=== TRY IT ===
Copy the records word for word, omitting all pictures.
#### EXERCISE MATERIALS
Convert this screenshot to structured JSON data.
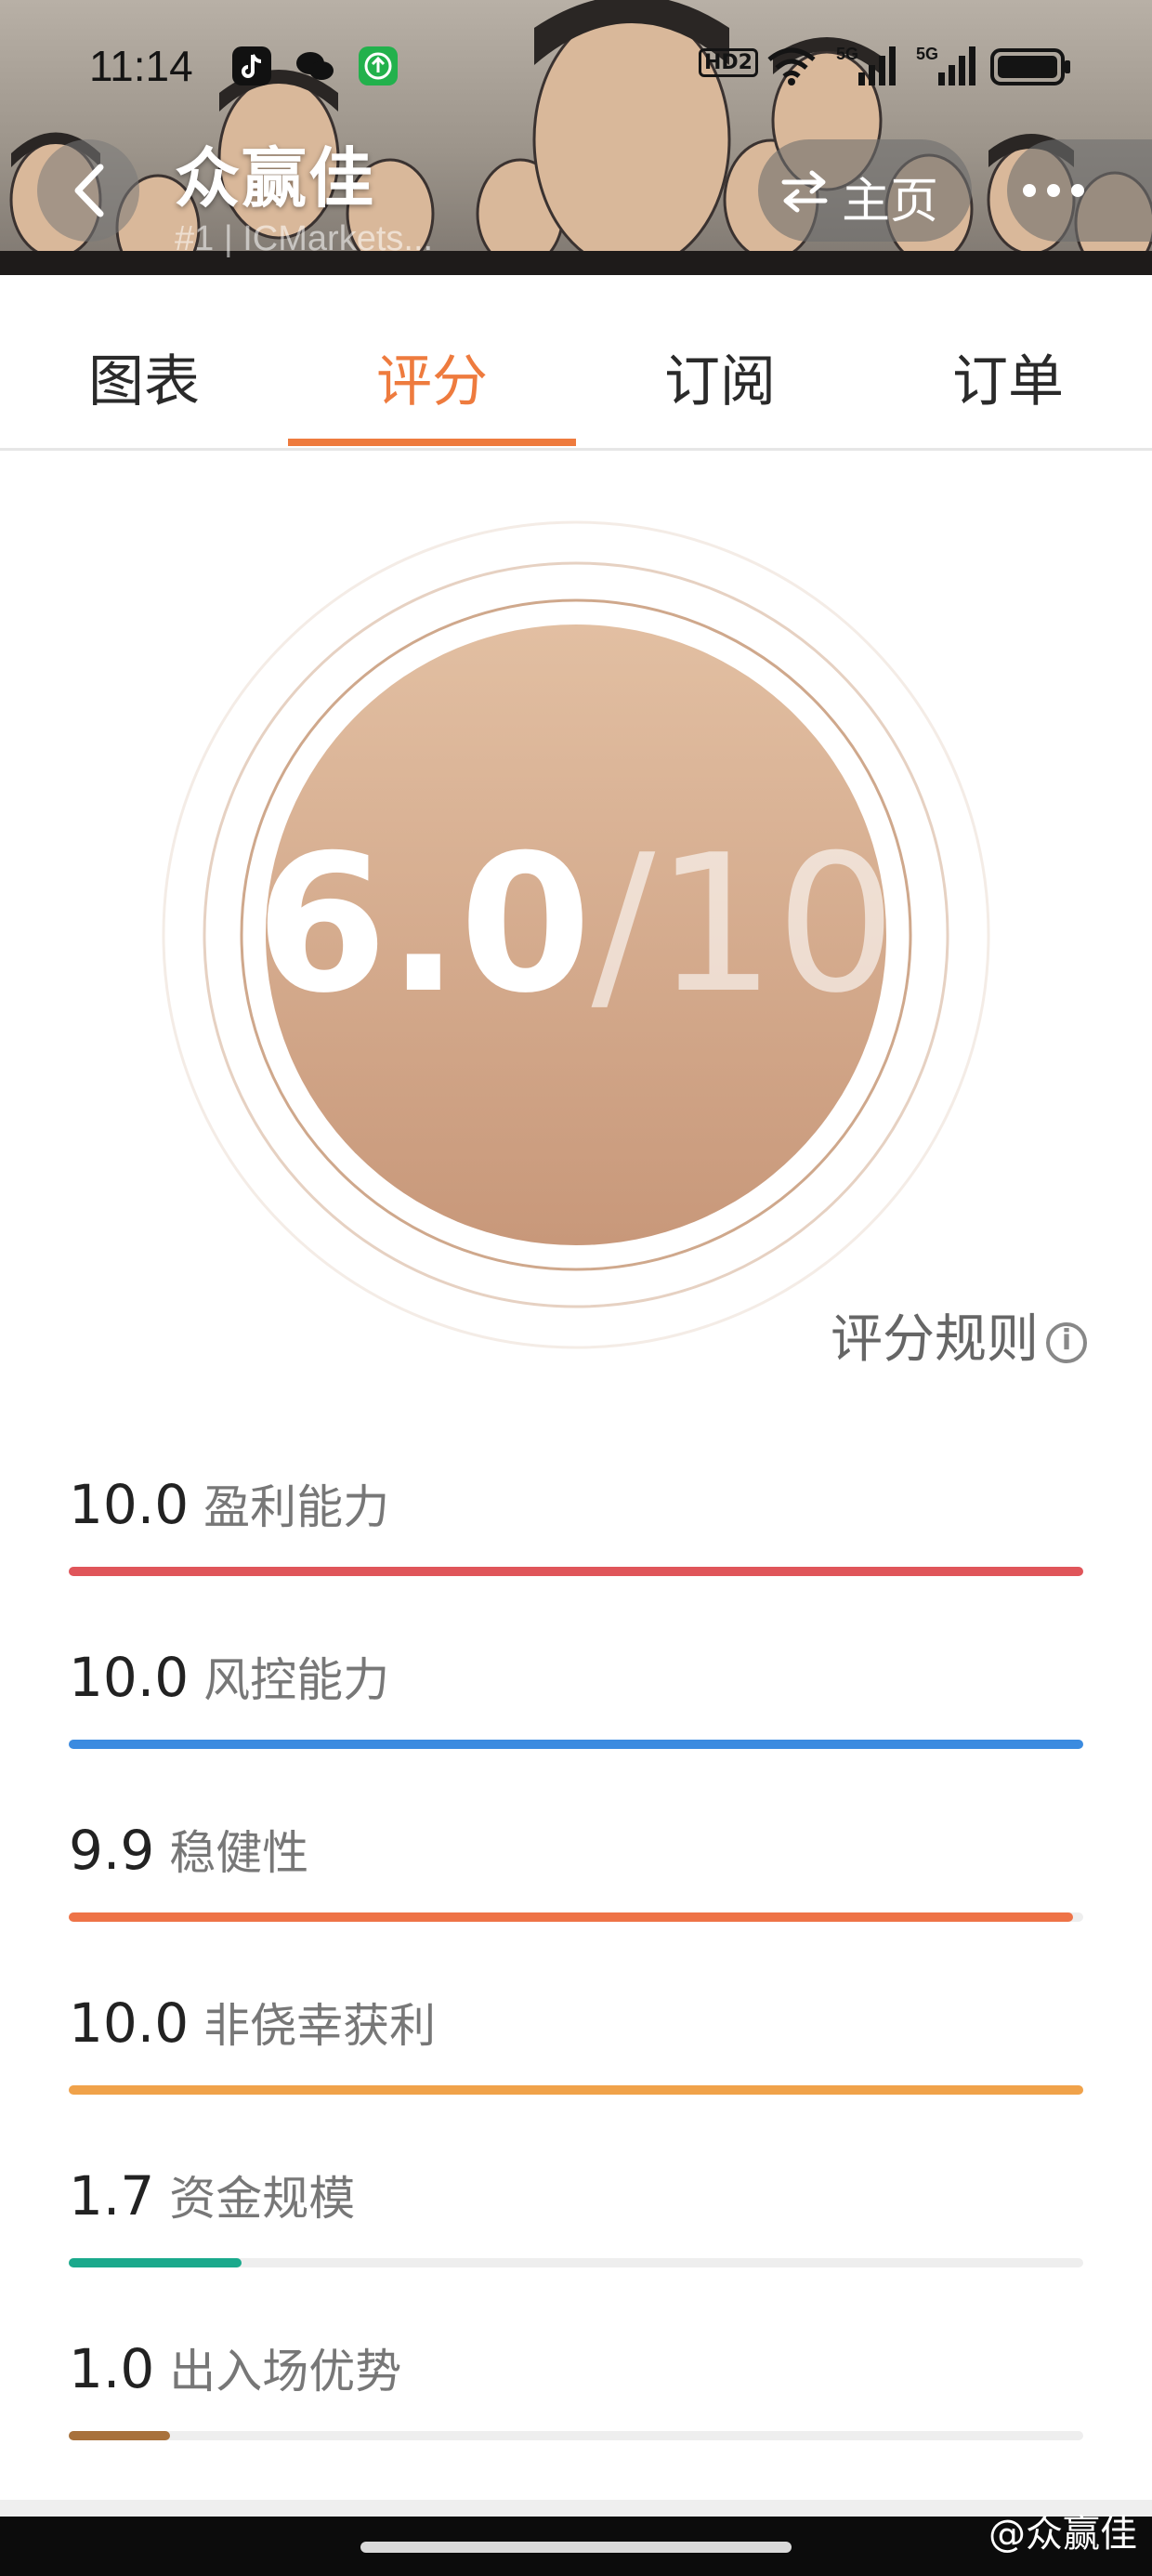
{
  "status_bar": {
    "time": "11:14",
    "apps": [
      "tiktok-icon",
      "wechat-icon",
      "upload-icon"
    ],
    "network": [
      "HD2",
      "wifi-icon",
      "5G",
      "5G"
    ],
    "battery": "battery-icon"
  },
  "header": {
    "title": "众赢佳",
    "subtitle": "#1 | ICMarkets...",
    "home_label": "主页",
    "back_icon": "chevron-left-icon",
    "switch_icon": "swap-icon",
    "more_icon": "more-icon"
  },
  "tabs": [
    {
      "label": "图表",
      "active": false
    },
    {
      "label": "评分",
      "active": true
    },
    {
      "label": "订阅",
      "active": false
    },
    {
      "label": "订单",
      "active": false
    }
  ],
  "score": {
    "value": "6.0",
    "separator_total": "/10",
    "rules_label": "评分规则",
    "rules_icon": "info-icon"
  },
  "metrics": [
    {
      "value": "10.0",
      "label": "盈利能力",
      "score": 10.0,
      "max": 10,
      "color": "#e0555a"
    },
    {
      "value": "10.0",
      "label": "风控能力",
      "score": 10.0,
      "max": 10,
      "color": "#3b8be0"
    },
    {
      "value": "9.9",
      "label": "稳健性",
      "score": 9.9,
      "max": 10,
      "color": "#ee7347"
    },
    {
      "value": "10.0",
      "label": "非侥幸获利",
      "score": 10.0,
      "max": 10,
      "color": "#f0a24a"
    },
    {
      "value": "1.7",
      "label": "资金规模",
      "score": 1.7,
      "max": 10,
      "color": "#1aa98c"
    },
    {
      "value": "1.0",
      "label": "出入场优势",
      "score": 1.0,
      "max": 10,
      "color": "#a8713c"
    }
  ],
  "colors": {
    "accent": "#ee7b3e",
    "circle_top": "#e2bfa2",
    "circle_bottom": "#c8987a"
  },
  "watermark": "@众赢佳"
}
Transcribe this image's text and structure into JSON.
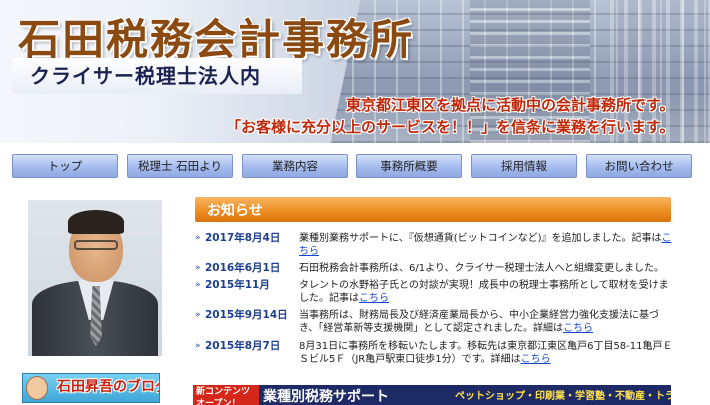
{
  "header": {
    "title": "石田税務会計事務所",
    "subtitle": "クライサー税理士法人内",
    "tagline1": "東京都江東区を拠点に活動中の会計事務所です。",
    "tagline2": "「お客様に充分以上のサービスを！！」を信条に業務を行います。"
  },
  "nav": {
    "items": [
      {
        "label": "トップ"
      },
      {
        "label": "税理士 石田より"
      },
      {
        "label": "業務内容"
      },
      {
        "label": "事務所概要"
      },
      {
        "label": "採用情報"
      },
      {
        "label": "お問い合わせ"
      }
    ]
  },
  "sidebar": {
    "blog_label": "石田昇吾のブログ"
  },
  "news": {
    "heading": "お知らせ",
    "items": [
      {
        "date": "2017年8月4日",
        "text": "業種別業務サポートに、『仮想通貨(ビットコインなど)』を追加しました。記事は",
        "link": "こちら"
      },
      {
        "date": "2016年6月1日",
        "text": "石田税務会計事務所は、6/1より、クライサー税理士法人へと組織変更しました。",
        "link": ""
      },
      {
        "date": "2015年11月",
        "text": "タレントの水野裕子氏との対談が実現！成長中の税理士事務所として取材を受けました。記事は",
        "link": "こちら"
      },
      {
        "date": "2015年9月14日",
        "text": "当事務所は、財務局長及び経済産業局長から、中小企業経営力強化支援法に基づき、「経営革新等支援機関」として認定されました。詳細は",
        "link": "こちら"
      },
      {
        "date": "2015年8月7日",
        "text": "8月31日に事務所を移転いたします。移転先は東京都江東区亀戸6丁目58-11亀戸ＥＳビル5Ｆ（JR亀戸駅東口徒歩1分）です。詳細は",
        "link": "こちら"
      }
    ]
  },
  "promo": {
    "tag": "新コンテンツオープン！",
    "main": "業種別税務サポート",
    "sub": "ペットショップ・印刷業・学習塾・不動産・トラック運送業・スーパーマーケット"
  }
}
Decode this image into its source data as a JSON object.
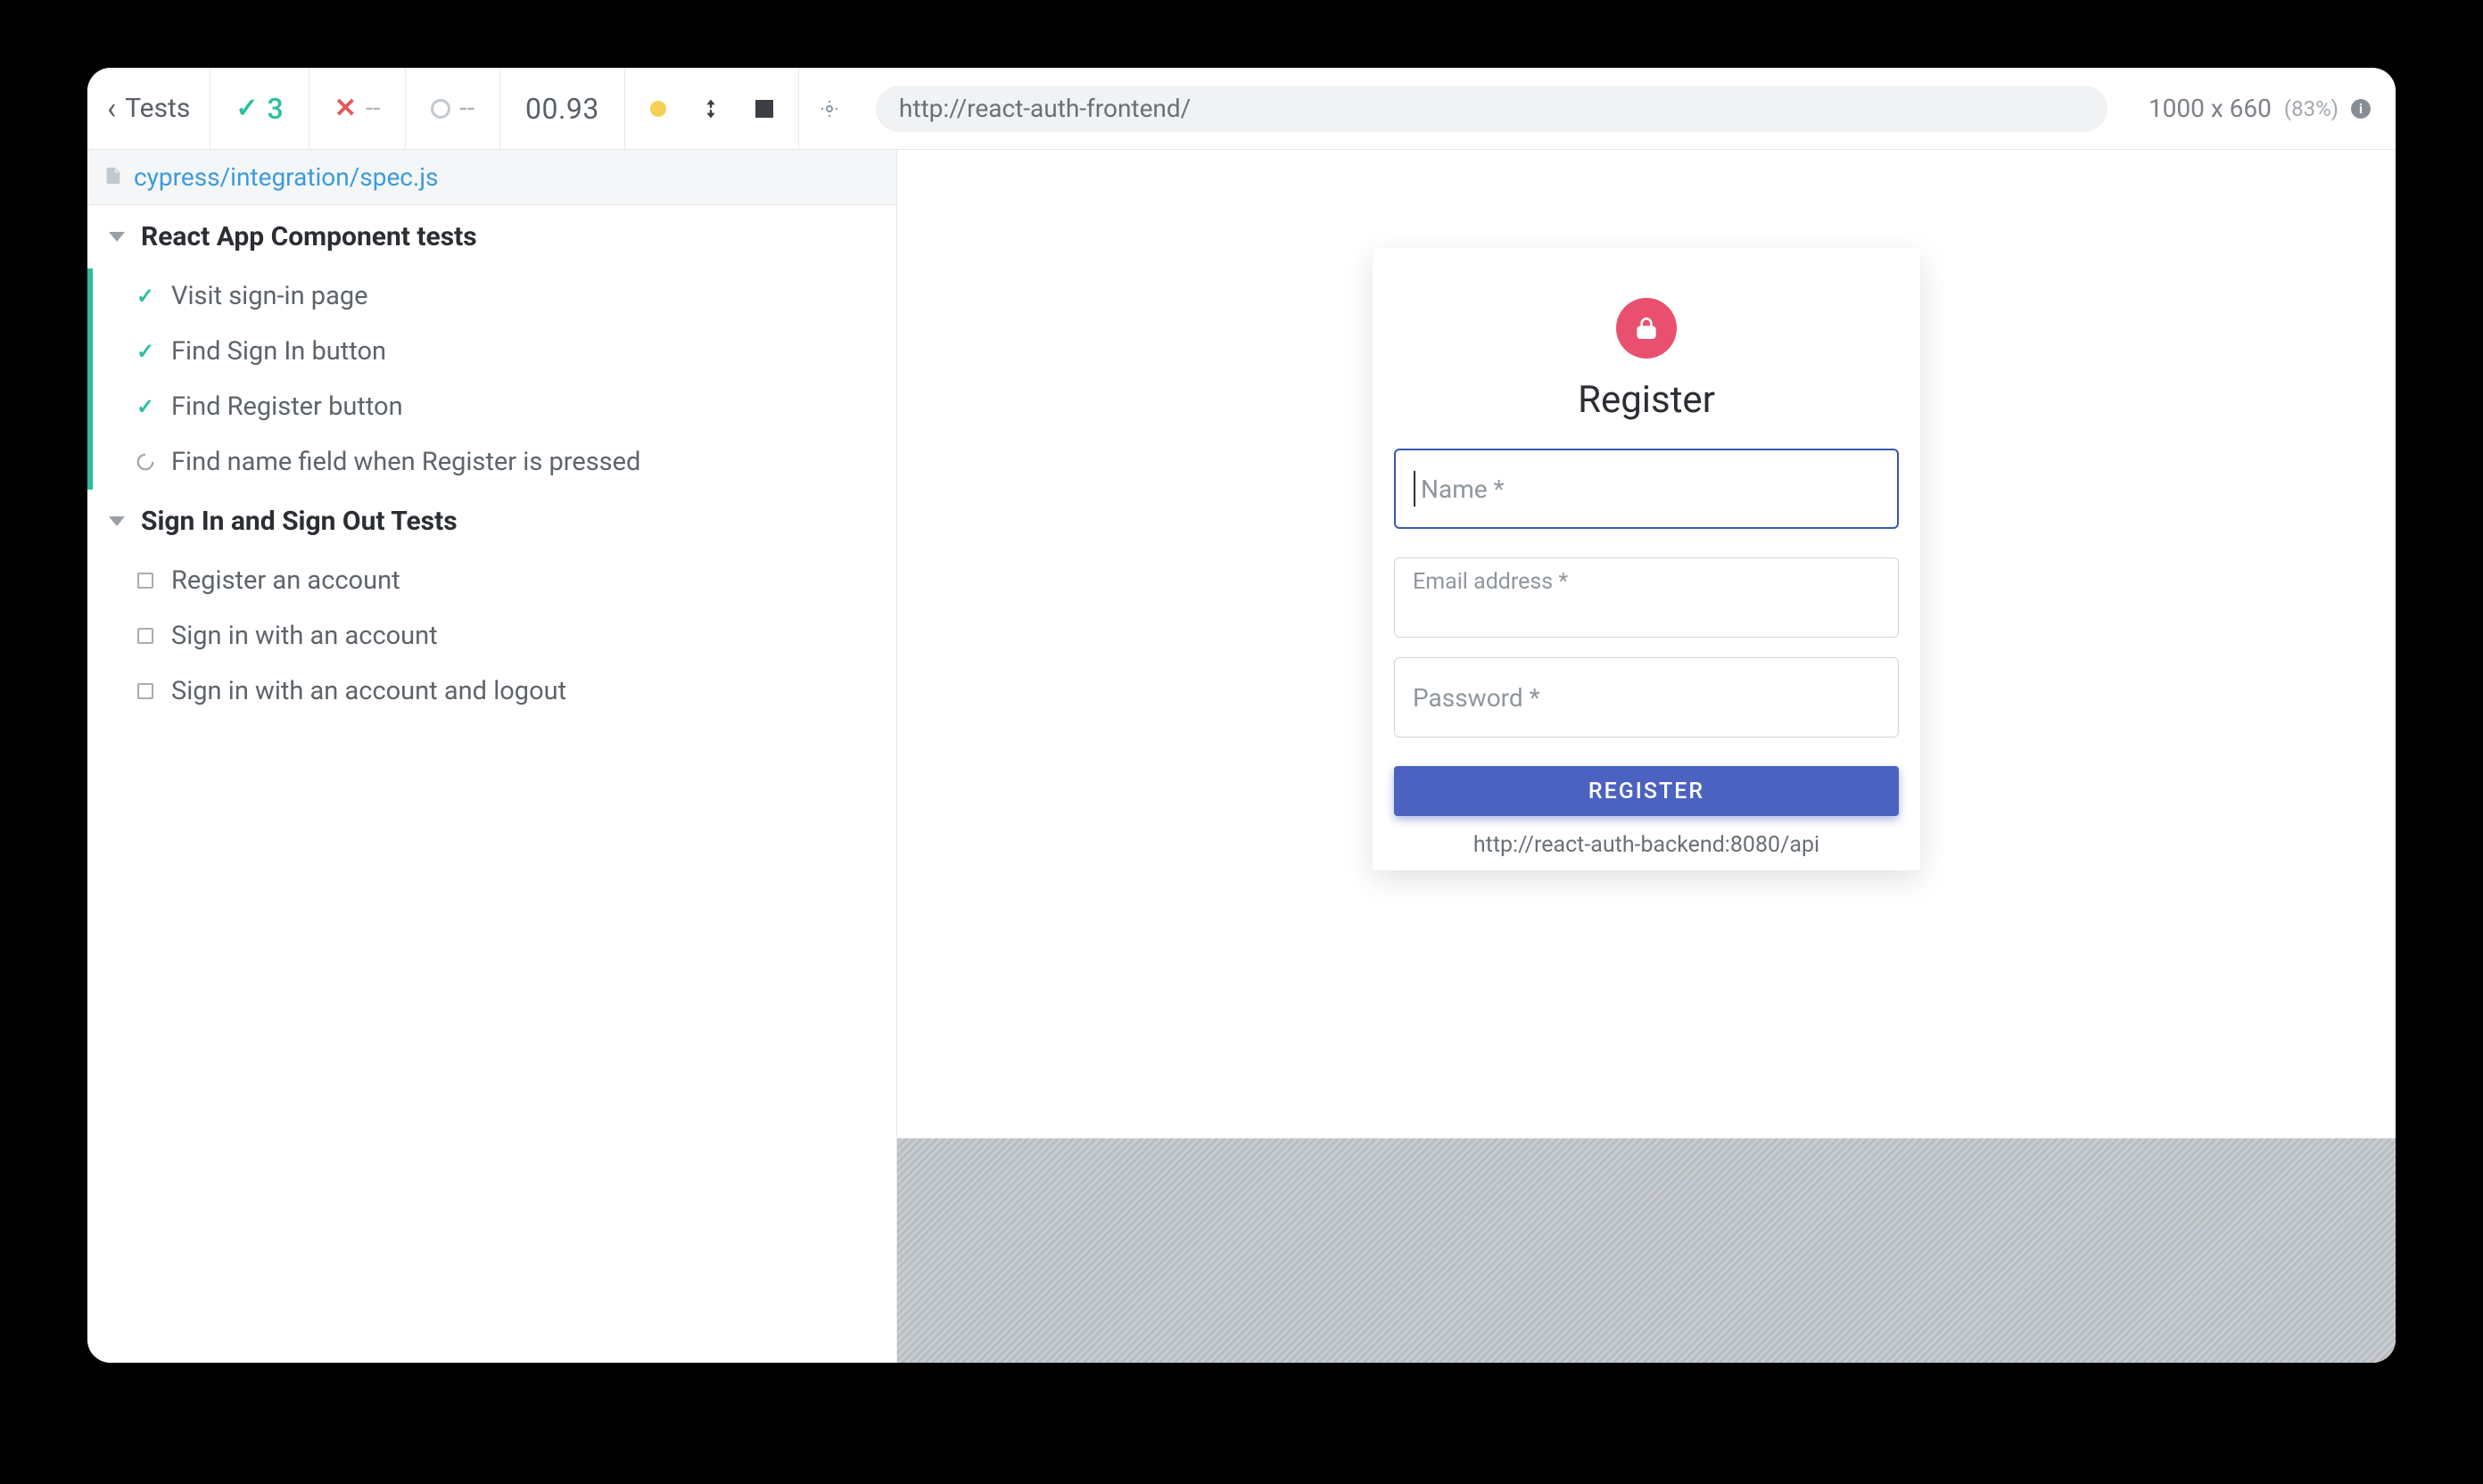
{
  "topbar": {
    "back_label": "Tests",
    "passes": "3",
    "failures": "--",
    "pending": "--",
    "timer": "00.93",
    "url": "http://react-auth-frontend/",
    "viewport": "1000 x 660",
    "scale": "(83%)"
  },
  "spec": {
    "path": "cypress/integration/spec.js"
  },
  "suites": [
    {
      "title": "React App Component tests",
      "active": true,
      "tests": [
        {
          "status": "passed",
          "title": "Visit sign-in page"
        },
        {
          "status": "passed",
          "title": "Find Sign In button"
        },
        {
          "status": "passed",
          "title": "Find Register button"
        },
        {
          "status": "running",
          "title": "Find name field when Register is pressed"
        }
      ]
    },
    {
      "title": "Sign In and Sign Out Tests",
      "active": false,
      "tests": [
        {
          "status": "pending",
          "title": "Register an account"
        },
        {
          "status": "pending",
          "title": "Sign in with an account"
        },
        {
          "status": "pending",
          "title": "Sign in with an account and logout"
        }
      ]
    }
  ],
  "app": {
    "card_title": "Register",
    "name_placeholder": "Name *",
    "email_label": "Email address *",
    "password_label": "Password *",
    "register_button": "REGISTER",
    "api_url": "http://react-auth-backend:8080/api"
  }
}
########
=== OUTPUT FOR THIS TASK ===
Convert this screenshot to structured JSON data.
{
  "status_bar": {
    "time": "11:14",
    "apps": [
      "tiktok-icon",
      "wechat-icon",
      "upload-icon"
    ],
    "network": [
      "HD2",
      "wifi-icon",
      "5G",
      "5G"
    ],
    "battery": "battery-icon"
  },
  "header": {
    "title": "众赢佳",
    "subtitle": "#1 | ICMarkets...",
    "home_label": "主页",
    "back_icon": "chevron-left-icon",
    "switch_icon": "swap-icon",
    "more_icon": "more-icon"
  },
  "tabs": [
    {
      "label": "图表",
      "active": false
    },
    {
      "label": "评分",
      "active": true
    },
    {
      "label": "订阅",
      "active": false
    },
    {
      "label": "订单",
      "active": false
    }
  ],
  "score": {
    "value": "6.0",
    "separator_total": "/10",
    "rules_label": "评分规则",
    "rules_icon": "info-icon"
  },
  "metrics": [
    {
      "value": "10.0",
      "label": "盈利能力",
      "score": 10.0,
      "max": 10,
      "color": "#e0555a"
    },
    {
      "value": "10.0",
      "label": "风控能力",
      "score": 10.0,
      "max": 10,
      "color": "#3b8be0"
    },
    {
      "value": "9.9",
      "label": "稳健性",
      "score": 9.9,
      "max": 10,
      "color": "#ee7347"
    },
    {
      "value": "10.0",
      "label": "非侥幸获利",
      "score": 10.0,
      "max": 10,
      "color": "#f0a24a"
    },
    {
      "value": "1.7",
      "label": "资金规模",
      "score": 1.7,
      "max": 10,
      "color": "#1aa98c"
    },
    {
      "value": "1.0",
      "label": "出入场优势",
      "score": 1.0,
      "max": 10,
      "color": "#a8713c"
    }
  ],
  "colors": {
    "accent": "#ee7b3e",
    "circle_top": "#e2bfa2",
    "circle_bottom": "#c8987a"
  },
  "watermark": "@众赢佳"
}
Transcribe this image's text and structure into JSON.
{
  "header": {
    "title": "石田税務会計事務所",
    "subtitle": "クライサー税理士法人内",
    "tagline1": "東京都江東区を拠点に活動中の会計事務所です。",
    "tagline2": "「お客様に充分以上のサービスを！！」を信条に業務を行います。"
  },
  "nav": {
    "items": [
      {
        "label": "トップ"
      },
      {
        "label": "税理士 石田より"
      },
      {
        "label": "業務内容"
      },
      {
        "label": "事務所概要"
      },
      {
        "label": "採用情報"
      },
      {
        "label": "お問い合わせ"
      }
    ]
  },
  "sidebar": {
    "blog_label": "石田昇吾のブログ"
  },
  "news": {
    "heading": "お知らせ",
    "items": [
      {
        "date": "2017年8月4日",
        "text": "業種別業務サポートに、『仮想通貨(ビットコインなど)』を追加しました。記事は",
        "link": "こちら"
      },
      {
        "date": "2016年6月1日",
        "text": "石田税務会計事務所は、6/1より、クライサー税理士法人へと組織変更しました。",
        "link": ""
      },
      {
        "date": "2015年11月",
        "text": "タレントの水野裕子氏との対談が実現！成長中の税理士事務所として取材を受けました。記事は",
        "link": "こちら"
      },
      {
        "date": "2015年9月14日",
        "text": "当事務所は、財務局長及び経済産業局長から、中小企業経営力強化支援法に基づき、「経営革新等支援機関」として認定されました。詳細は",
        "link": "こちら"
      },
      {
        "date": "2015年8月7日",
        "text": "8月31日に事務所を移転いたします。移転先は東京都江東区亀戸6丁目58-11亀戸ＥＳビル5Ｆ（JR亀戸駅東口徒歩1分）です。詳細は",
        "link": "こちら"
      }
    ]
  },
  "promo": {
    "tag": "新コンテンツオープン！",
    "main": "業種別税務サポート",
    "sub": "ペットショップ・印刷業・学習塾・不動産・トラック運送業・スーパーマーケット"
  }
}
Decode this image into its source data as a JSON object.
{
  "topbar": {
    "back_label": "Tests",
    "passes": "3",
    "failures": "--",
    "pending": "--",
    "timer": "00.93",
    "url": "http://react-auth-frontend/",
    "viewport": "1000 x 660",
    "scale": "(83%)"
  },
  "spec": {
    "path": "cypress/integration/spec.js"
  },
  "suites": [
    {
      "title": "React App Component tests",
      "active": true,
      "tests": [
        {
          "status": "passed",
          "title": "Visit sign-in page"
        },
        {
          "status": "passed",
          "title": "Find Sign In button"
        },
        {
          "status": "passed",
          "title": "Find Register button"
        },
        {
          "status": "running",
          "title": "Find name field when Register is pressed"
        }
      ]
    },
    {
      "title": "Sign In and Sign Out Tests",
      "active": false,
      "tests": [
        {
          "status": "pending",
          "title": "Register an account"
        },
        {
          "status": "pending",
          "title": "Sign in with an account"
        },
        {
          "status": "pending",
          "title": "Sign in with an account and logout"
        }
      ]
    }
  ],
  "app": {
    "card_title": "Register",
    "name_placeholder": "Name *",
    "email_label": "Email address *",
    "password_label": "Password *",
    "register_button": "REGISTER",
    "api_url": "http://react-auth-backend:8080/api"
  }
}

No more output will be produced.